EXERCISE GOAL -
The complete listing should be restated exactly.

MATERIAL FOR THIS TASK -
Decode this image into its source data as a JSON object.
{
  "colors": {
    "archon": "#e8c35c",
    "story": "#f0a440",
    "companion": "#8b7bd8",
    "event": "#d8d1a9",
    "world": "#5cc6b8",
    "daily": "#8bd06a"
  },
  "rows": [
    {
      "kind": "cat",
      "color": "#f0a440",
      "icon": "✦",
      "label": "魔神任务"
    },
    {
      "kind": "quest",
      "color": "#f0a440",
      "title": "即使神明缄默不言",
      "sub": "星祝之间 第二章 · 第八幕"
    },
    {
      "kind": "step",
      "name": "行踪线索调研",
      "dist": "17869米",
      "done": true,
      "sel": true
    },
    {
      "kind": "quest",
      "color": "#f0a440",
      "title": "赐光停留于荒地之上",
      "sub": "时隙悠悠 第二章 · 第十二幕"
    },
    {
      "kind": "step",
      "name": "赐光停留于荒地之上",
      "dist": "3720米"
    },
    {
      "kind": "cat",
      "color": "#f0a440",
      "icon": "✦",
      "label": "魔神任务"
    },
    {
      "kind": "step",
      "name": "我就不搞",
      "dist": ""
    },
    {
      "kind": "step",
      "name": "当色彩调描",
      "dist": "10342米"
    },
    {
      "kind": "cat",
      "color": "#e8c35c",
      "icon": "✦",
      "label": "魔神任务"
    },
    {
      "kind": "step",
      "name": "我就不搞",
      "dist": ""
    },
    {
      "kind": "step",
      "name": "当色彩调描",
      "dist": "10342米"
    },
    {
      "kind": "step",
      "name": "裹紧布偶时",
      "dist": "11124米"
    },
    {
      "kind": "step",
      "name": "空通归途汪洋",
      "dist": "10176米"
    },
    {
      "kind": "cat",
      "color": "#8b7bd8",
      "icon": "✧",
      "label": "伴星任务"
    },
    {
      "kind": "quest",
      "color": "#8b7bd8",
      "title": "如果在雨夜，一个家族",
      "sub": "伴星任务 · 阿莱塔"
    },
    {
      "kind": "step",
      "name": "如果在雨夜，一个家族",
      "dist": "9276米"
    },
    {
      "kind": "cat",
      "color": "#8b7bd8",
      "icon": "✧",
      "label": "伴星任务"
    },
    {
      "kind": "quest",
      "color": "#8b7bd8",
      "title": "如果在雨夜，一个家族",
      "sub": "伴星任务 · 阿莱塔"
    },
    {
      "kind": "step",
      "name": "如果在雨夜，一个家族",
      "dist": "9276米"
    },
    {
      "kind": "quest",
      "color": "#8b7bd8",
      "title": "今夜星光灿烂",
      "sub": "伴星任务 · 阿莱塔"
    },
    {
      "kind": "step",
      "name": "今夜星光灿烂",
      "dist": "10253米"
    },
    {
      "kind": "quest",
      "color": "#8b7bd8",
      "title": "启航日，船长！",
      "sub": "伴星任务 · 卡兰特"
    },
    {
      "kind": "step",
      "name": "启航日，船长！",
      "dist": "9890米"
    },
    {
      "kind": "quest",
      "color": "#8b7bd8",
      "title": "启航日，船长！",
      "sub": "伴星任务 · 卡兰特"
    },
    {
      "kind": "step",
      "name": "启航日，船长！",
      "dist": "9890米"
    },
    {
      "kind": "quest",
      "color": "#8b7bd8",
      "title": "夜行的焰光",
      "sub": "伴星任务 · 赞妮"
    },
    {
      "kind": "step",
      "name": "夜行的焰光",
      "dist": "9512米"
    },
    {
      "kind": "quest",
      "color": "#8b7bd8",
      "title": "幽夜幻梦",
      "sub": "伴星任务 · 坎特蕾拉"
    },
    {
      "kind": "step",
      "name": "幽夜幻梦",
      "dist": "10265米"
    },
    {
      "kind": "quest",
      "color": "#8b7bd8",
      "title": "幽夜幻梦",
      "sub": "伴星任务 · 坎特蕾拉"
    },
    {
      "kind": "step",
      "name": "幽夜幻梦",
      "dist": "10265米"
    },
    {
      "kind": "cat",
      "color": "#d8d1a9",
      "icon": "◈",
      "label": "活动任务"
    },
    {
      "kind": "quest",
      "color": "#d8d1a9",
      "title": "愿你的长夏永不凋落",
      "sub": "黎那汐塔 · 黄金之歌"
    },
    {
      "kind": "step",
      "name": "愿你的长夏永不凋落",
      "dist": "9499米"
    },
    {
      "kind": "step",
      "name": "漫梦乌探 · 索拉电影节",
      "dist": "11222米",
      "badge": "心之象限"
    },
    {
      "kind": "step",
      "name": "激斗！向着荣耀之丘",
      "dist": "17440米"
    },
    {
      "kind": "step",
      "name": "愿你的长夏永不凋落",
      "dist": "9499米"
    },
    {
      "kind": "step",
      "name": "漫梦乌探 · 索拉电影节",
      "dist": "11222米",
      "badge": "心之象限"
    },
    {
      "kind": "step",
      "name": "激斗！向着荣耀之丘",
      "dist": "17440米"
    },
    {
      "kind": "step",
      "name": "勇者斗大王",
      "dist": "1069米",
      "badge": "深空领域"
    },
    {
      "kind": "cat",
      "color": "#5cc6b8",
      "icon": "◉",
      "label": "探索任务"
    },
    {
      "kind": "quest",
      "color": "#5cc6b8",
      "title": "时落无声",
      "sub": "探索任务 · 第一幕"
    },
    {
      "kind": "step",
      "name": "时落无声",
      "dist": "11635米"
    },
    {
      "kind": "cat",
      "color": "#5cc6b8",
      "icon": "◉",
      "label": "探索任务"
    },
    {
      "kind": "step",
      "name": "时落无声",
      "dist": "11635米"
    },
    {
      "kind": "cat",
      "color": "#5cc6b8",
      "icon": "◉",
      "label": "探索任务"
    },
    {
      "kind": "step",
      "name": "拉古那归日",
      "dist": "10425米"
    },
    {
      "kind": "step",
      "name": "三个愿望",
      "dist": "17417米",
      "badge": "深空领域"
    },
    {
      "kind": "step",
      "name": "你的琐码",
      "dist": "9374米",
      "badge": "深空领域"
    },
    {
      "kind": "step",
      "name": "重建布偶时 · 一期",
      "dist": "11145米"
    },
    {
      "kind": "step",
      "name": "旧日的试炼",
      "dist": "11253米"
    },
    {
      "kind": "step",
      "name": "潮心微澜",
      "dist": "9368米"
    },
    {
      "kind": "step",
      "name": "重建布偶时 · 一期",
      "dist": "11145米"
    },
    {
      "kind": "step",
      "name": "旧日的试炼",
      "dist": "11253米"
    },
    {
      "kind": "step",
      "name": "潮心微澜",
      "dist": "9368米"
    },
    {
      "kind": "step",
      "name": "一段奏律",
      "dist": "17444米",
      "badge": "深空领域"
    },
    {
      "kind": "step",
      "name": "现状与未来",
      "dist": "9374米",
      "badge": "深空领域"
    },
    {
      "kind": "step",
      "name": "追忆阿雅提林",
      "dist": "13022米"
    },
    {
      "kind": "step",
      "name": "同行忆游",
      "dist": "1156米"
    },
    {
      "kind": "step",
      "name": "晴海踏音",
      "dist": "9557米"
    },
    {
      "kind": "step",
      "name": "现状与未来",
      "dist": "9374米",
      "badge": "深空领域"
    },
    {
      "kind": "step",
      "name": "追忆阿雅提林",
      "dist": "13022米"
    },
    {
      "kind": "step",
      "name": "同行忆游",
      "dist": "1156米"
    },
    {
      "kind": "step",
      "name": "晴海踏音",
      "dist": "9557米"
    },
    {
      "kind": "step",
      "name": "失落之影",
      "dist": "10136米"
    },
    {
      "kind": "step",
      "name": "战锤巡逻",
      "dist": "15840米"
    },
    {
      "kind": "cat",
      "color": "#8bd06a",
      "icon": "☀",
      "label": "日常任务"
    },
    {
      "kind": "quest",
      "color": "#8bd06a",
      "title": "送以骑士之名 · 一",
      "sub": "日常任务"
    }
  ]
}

REPLY -
Decode this image into its source data as a JSON object.
{
  "colors": {
    "archon": "#e8c35c",
    "story": "#f0a440",
    "companion": "#8b7bd8",
    "event": "#d8d1a9",
    "world": "#5cc6b8",
    "daily": "#8bd06a"
  },
  "rows": [
    {
      "kind": "cat",
      "color": "#f0a440",
      "icon": "✦",
      "label": "魔神任务"
    },
    {
      "kind": "quest",
      "color": "#f0a440",
      "title": "即使神明缄默不言",
      "sub": "星祝之间 第二章 · 第八幕"
    },
    {
      "kind": "step",
      "name": "行踪线索调研",
      "dist": "17869米",
      "done": true,
      "sel": true
    },
    {
      "kind": "quest",
      "color": "#f0a440",
      "title": "赐光停留于荒地之上",
      "sub": "时隙悠悠 第二章 · 第十二幕"
    },
    {
      "kind": "step",
      "name": "赐光停留于荒地之上",
      "dist": "3720米"
    },
    {
      "kind": "cat",
      "color": "#f0a440",
      "icon": "✦",
      "label": "魔神任务"
    },
    {
      "kind": "step",
      "name": "我就不搞",
      "dist": ""
    },
    {
      "kind": "step",
      "name": "当色彩调描",
      "dist": "10342米"
    },
    {
      "kind": "cat",
      "color": "#e8c35c",
      "icon": "✦",
      "label": "魔神任务"
    },
    {
      "kind": "step",
      "name": "我就不搞",
      "dist": ""
    },
    {
      "kind": "step",
      "name": "当色彩调描",
      "dist": "10342米"
    },
    {
      "kind": "step",
      "name": "裹紧布偶时",
      "dist": "11124米"
    },
    {
      "kind": "step",
      "name": "空通归途汪洋",
      "dist": "10176米"
    },
    {
      "kind": "cat",
      "color": "#8b7bd8",
      "icon": "✧",
      "label": "伴星任务"
    },
    {
      "kind": "quest",
      "color": "#8b7bd8",
      "title": "如果在雨夜，一个家族",
      "sub": "伴星任务 · 阿莱塔"
    },
    {
      "kind": "step",
      "name": "如果在雨夜，一个家族",
      "dist": "9276米"
    },
    {
      "kind": "cat",
      "color": "#8b7bd8",
      "icon": "✧",
      "label": "伴星任务"
    },
    {
      "kind": "quest",
      "color": "#8b7bd8",
      "title": "如果在雨夜，一个家族",
      "sub": "伴星任务 · 阿莱塔"
    },
    {
      "kind": "step",
      "name": "如果在雨夜，一个家族",
      "dist": "9276米"
    },
    {
      "kind": "quest",
      "color": "#8b7bd8",
      "title": "今夜星光灿烂",
      "sub": "伴星任务 · 阿莱塔"
    },
    {
      "kind": "step",
      "name": "今夜星光灿烂",
      "dist": "10253米"
    },
    {
      "kind": "quest",
      "color": "#8b7bd8",
      "title": "启航日，船长！",
      "sub": "伴星任务 · 卡兰特"
    },
    {
      "kind": "step",
      "name": "启航日，船长！",
      "dist": "9890米"
    },
    {
      "kind": "quest",
      "color": "#8b7bd8",
      "title": "启航日，船长！",
      "sub": "伴星任务 · 卡兰特"
    },
    {
      "kind": "step",
      "name": "启航日，船长！",
      "dist": "9890米"
    },
    {
      "kind": "quest",
      "color": "#8b7bd8",
      "title": "夜行的焰光",
      "sub": "伴星任务 · 赞妮"
    },
    {
      "kind": "step",
      "name": "夜行的焰光",
      "dist": "9512米"
    },
    {
      "kind": "quest",
      "color": "#8b7bd8",
      "title": "幽夜幻梦",
      "sub": "伴星任务 · 坎特蕾拉"
    },
    {
      "kind": "step",
      "name": "幽夜幻梦",
      "dist": "10265米"
    },
    {
      "kind": "quest",
      "color": "#8b7bd8",
      "title": "幽夜幻梦",
      "sub": "伴星任务 · 坎特蕾拉"
    },
    {
      "kind": "step",
      "name": "幽夜幻梦",
      "dist": "10265米"
    },
    {
      "kind": "cat",
      "color": "#d8d1a9",
      "icon": "◈",
      "label": "活动任务"
    },
    {
      "kind": "quest",
      "color": "#d8d1a9",
      "title": "愿你的长夏永不凋落",
      "sub": "黎那汐塔 · 黄金之歌"
    },
    {
      "kind": "step",
      "name": "愿你的长夏永不凋落",
      "dist": "9499米"
    },
    {
      "kind": "step",
      "name": "漫梦乌探 · 索拉电影节",
      "dist": "11222米",
      "badge": "心之象限"
    },
    {
      "kind": "step",
      "name": "激斗！向着荣耀之丘",
      "dist": "17440米"
    },
    {
      "kind": "step",
      "name": "愿你的长夏永不凋落",
      "dist": "9499米"
    },
    {
      "kind": "step",
      "name": "漫梦乌探 · 索拉电影节",
      "dist": "11222米",
      "badge": "心之象限"
    },
    {
      "kind": "step",
      "name": "激斗！向着荣耀之丘",
      "dist": "17440米"
    },
    {
      "kind": "step",
      "name": "勇者斗大王",
      "dist": "1069米",
      "badge": "深空领域"
    },
    {
      "kind": "cat",
      "color": "#5cc6b8",
      "icon": "◉",
      "label": "探索任务"
    },
    {
      "kind": "quest",
      "color": "#5cc6b8",
      "title": "时落无声",
      "sub": "探索任务 · 第一幕"
    },
    {
      "kind": "step",
      "name": "时落无声",
      "dist": "11635米"
    },
    {
      "kind": "cat",
      "color": "#5cc6b8",
      "icon": "◉",
      "label": "探索任务"
    },
    {
      "kind": "step",
      "name": "时落无声",
      "dist": "11635米"
    },
    {
      "kind": "cat",
      "color": "#5cc6b8",
      "icon": "◉",
      "label": "探索任务"
    },
    {
      "kind": "step",
      "name": "拉古那归日",
      "dist": "10425米"
    },
    {
      "kind": "step",
      "name": "三个愿望",
      "dist": "17417米",
      "badge": "深空领域"
    },
    {
      "kind": "step",
      "name": "你的琐码",
      "dist": "9374米",
      "badge": "深空领域"
    },
    {
      "kind": "step",
      "name": "重建布偶时 · 一期",
      "dist": "11145米"
    },
    {
      "kind": "step",
      "name": "旧日的试炼",
      "dist": "11253米"
    },
    {
      "kind": "step",
      "name": "潮心微澜",
      "dist": "9368米"
    },
    {
      "kind": "step",
      "name": "重建布偶时 · 一期",
      "dist": "11145米"
    },
    {
      "kind": "step",
      "name": "旧日的试炼",
      "dist": "11253米"
    },
    {
      "kind": "step",
      "name": "潮心微澜",
      "dist": "9368米"
    },
    {
      "kind": "step",
      "name": "一段奏律",
      "dist": "17444米",
      "badge": "深空领域"
    },
    {
      "kind": "step",
      "name": "现状与未来",
      "dist": "9374米",
      "badge": "深空领域"
    },
    {
      "kind": "step",
      "name": "追忆阿雅提林",
      "dist": "13022米"
    },
    {
      "kind": "step",
      "name": "同行忆游",
      "dist": "1156米"
    },
    {
      "kind": "step",
      "name": "晴海踏音",
      "dist": "9557米"
    },
    {
      "kind": "step",
      "name": "现状与未来",
      "dist": "9374米",
      "badge": "深空领域"
    },
    {
      "kind": "step",
      "name": "追忆阿雅提林",
      "dist": "13022米"
    },
    {
      "kind": "step",
      "name": "同行忆游",
      "dist": "1156米"
    },
    {
      "kind": "step",
      "name": "晴海踏音",
      "dist": "9557米"
    },
    {
      "kind": "step",
      "name": "失落之影",
      "dist": "10136米"
    },
    {
      "kind": "step",
      "name": "战锤巡逻",
      "dist": "15840米"
    },
    {
      "kind": "cat",
      "color": "#8bd06a",
      "icon": "☀",
      "label": "日常任务"
    },
    {
      "kind": "quest",
      "color": "#8bd06a",
      "title": "送以骑士之名 · 一",
      "sub": "日常任务"
    }
  ]
}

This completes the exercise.